■ **YOUR TASK**
Which lines of the data below include the string "Watercolor"? Return each of them.

Entries from a dataset of interfaces
···
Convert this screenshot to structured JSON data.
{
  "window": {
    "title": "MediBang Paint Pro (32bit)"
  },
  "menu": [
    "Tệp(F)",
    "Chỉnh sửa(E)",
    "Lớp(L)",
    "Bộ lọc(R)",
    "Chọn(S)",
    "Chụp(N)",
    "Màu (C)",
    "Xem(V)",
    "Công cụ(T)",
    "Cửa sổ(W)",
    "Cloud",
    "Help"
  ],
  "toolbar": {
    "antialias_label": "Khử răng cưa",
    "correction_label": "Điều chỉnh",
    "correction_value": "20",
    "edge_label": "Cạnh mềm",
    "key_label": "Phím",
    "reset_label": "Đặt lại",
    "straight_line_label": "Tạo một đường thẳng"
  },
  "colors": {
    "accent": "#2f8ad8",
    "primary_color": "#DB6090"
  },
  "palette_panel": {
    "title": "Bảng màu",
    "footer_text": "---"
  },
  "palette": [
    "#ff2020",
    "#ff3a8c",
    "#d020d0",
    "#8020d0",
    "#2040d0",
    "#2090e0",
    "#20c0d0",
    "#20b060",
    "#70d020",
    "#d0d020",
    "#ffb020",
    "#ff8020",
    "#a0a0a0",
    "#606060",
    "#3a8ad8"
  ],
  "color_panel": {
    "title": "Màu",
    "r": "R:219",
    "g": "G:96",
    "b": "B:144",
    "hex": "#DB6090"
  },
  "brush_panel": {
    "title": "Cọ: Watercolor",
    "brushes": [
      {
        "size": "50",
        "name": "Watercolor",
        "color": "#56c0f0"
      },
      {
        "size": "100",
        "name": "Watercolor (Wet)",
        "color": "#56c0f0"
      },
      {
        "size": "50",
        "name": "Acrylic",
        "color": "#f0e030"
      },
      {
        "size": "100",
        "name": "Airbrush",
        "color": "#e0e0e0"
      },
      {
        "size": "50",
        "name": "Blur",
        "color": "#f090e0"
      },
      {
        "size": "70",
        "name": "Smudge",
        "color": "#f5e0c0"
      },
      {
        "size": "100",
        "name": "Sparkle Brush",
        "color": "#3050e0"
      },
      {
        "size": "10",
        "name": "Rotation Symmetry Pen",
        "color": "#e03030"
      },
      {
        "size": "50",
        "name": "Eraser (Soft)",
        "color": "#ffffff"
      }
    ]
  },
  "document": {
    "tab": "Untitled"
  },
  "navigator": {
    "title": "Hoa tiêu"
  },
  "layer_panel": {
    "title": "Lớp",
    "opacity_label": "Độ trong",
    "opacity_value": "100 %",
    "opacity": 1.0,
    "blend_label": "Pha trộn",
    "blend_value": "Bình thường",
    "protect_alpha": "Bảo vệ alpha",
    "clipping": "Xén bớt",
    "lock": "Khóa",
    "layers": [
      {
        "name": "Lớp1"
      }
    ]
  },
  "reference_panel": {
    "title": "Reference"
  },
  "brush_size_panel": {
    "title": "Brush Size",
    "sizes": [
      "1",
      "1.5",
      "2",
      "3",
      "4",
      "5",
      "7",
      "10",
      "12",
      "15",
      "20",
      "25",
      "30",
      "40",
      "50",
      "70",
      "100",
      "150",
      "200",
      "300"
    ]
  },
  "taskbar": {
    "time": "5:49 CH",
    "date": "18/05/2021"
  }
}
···
■ **OUTPUT FOR THIS TASK**
    "title": "Cọ: Watercolor",
        "name": "Watercolor",
        "name": "Watercolor (Wet)",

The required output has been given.